Please print the whole listing below exactly as it stands.
Content starts
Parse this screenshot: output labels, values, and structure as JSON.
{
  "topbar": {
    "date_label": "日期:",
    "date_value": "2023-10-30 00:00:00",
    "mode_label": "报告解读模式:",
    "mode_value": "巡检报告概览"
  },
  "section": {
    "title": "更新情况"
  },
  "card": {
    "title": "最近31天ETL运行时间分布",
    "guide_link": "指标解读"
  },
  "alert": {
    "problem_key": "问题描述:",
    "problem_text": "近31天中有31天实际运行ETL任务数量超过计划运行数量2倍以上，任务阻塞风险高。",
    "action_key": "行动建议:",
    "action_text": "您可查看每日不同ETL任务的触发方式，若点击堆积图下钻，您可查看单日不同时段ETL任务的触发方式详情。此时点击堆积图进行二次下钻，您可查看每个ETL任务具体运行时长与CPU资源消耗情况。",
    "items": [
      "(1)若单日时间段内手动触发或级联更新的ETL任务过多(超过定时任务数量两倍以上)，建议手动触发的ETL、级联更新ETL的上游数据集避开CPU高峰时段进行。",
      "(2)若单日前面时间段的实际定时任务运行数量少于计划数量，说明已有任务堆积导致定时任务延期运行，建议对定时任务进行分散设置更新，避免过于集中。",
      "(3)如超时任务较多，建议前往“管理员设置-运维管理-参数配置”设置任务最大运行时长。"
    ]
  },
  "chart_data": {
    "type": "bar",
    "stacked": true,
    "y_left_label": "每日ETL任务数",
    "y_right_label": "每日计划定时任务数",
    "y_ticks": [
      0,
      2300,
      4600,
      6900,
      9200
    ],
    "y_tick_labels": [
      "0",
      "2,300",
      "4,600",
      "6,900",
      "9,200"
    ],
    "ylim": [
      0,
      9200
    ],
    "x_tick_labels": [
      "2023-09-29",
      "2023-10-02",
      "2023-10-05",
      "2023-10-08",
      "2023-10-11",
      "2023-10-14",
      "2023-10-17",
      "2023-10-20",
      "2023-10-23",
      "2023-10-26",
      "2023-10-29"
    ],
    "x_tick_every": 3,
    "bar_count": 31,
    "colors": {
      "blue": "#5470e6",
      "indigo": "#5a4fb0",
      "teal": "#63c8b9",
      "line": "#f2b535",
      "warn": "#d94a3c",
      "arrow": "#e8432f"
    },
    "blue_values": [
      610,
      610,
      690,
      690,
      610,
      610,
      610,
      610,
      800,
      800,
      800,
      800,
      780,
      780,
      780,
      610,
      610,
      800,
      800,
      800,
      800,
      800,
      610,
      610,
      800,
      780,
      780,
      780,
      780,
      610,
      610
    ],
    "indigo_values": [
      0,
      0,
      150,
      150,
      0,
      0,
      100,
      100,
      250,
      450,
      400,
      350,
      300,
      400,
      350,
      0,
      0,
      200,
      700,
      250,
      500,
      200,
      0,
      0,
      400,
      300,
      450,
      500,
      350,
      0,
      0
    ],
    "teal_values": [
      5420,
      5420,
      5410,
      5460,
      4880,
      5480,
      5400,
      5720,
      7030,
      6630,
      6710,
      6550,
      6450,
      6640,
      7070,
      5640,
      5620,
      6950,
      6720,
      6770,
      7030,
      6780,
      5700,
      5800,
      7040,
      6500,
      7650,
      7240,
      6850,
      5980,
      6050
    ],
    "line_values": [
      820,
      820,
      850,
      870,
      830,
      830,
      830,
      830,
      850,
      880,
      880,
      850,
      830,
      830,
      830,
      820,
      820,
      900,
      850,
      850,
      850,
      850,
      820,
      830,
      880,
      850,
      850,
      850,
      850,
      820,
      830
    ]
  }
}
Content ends
● **SOLUTION BELOW**:
Parse this screenshot: output labels, values, and structure as JSON.
{
  "topbar": {
    "date_label": "日期:",
    "date_value": "2023-10-30 00:00:00",
    "mode_label": "报告解读模式:",
    "mode_value": "巡检报告概览"
  },
  "section": {
    "title": "更新情况"
  },
  "card": {
    "title": "最近31天ETL运行时间分布",
    "guide_link": "指标解读"
  },
  "alert": {
    "problem_key": "问题描述:",
    "problem_text": "近31天中有31天实际运行ETL任务数量超过计划运行数量2倍以上，任务阻塞风险高。",
    "action_key": "行动建议:",
    "action_text": "您可查看每日不同ETL任务的触发方式，若点击堆积图下钻，您可查看单日不同时段ETL任务的触发方式详情。此时点击堆积图进行二次下钻，您可查看每个ETL任务具体运行时长与CPU资源消耗情况。",
    "items": [
      "(1)若单日时间段内手动触发或级联更新的ETL任务过多(超过定时任务数量两倍以上)，建议手动触发的ETL、级联更新ETL的上游数据集避开CPU高峰时段进行。",
      "(2)若单日前面时间段的实际定时任务运行数量少于计划数量，说明已有任务堆积导致定时任务延期运行，建议对定时任务进行分散设置更新，避免过于集中。",
      "(3)如超时任务较多，建议前往“管理员设置-运维管理-参数配置”设置任务最大运行时长。"
    ]
  },
  "chart_data": {
    "type": "bar",
    "stacked": true,
    "y_left_label": "每日ETL任务数",
    "y_right_label": "每日计划定时任务数",
    "y_ticks": [
      0,
      2300,
      4600,
      6900,
      9200
    ],
    "y_tick_labels": [
      "0",
      "2,300",
      "4,600",
      "6,900",
      "9,200"
    ],
    "ylim": [
      0,
      9200
    ],
    "x_tick_labels": [
      "2023-09-29",
      "2023-10-02",
      "2023-10-05",
      "2023-10-08",
      "2023-10-11",
      "2023-10-14",
      "2023-10-17",
      "2023-10-20",
      "2023-10-23",
      "2023-10-26",
      "2023-10-29"
    ],
    "x_tick_every": 3,
    "bar_count": 31,
    "colors": {
      "blue": "#5470e6",
      "indigo": "#5a4fb0",
      "teal": "#63c8b9",
      "line": "#f2b535",
      "warn": "#d94a3c",
      "arrow": "#e8432f"
    },
    "blue_values": [
      610,
      610,
      690,
      690,
      610,
      610,
      610,
      610,
      800,
      800,
      800,
      800,
      780,
      780,
      780,
      610,
      610,
      800,
      800,
      800,
      800,
      800,
      610,
      610,
      800,
      780,
      780,
      780,
      780,
      610,
      610
    ],
    "indigo_values": [
      0,
      0,
      150,
      150,
      0,
      0,
      100,
      100,
      250,
      450,
      400,
      350,
      300,
      400,
      350,
      0,
      0,
      200,
      700,
      250,
      500,
      200,
      0,
      0,
      400,
      300,
      450,
      500,
      350,
      0,
      0
    ],
    "teal_values": [
      5420,
      5420,
      5410,
      5460,
      4880,
      5480,
      5400,
      5720,
      7030,
      6630,
      6710,
      6550,
      6450,
      6640,
      7070,
      5640,
      5620,
      6950,
      6720,
      6770,
      7030,
      6780,
      5700,
      5800,
      7040,
      6500,
      7650,
      7240,
      6850,
      5980,
      6050
    ],
    "line_values": [
      820,
      820,
      850,
      870,
      830,
      830,
      830,
      830,
      850,
      880,
      880,
      850,
      830,
      830,
      830,
      820,
      820,
      900,
      850,
      850,
      850,
      850,
      820,
      830,
      880,
      850,
      850,
      850,
      850,
      820,
      830
    ]
  }
}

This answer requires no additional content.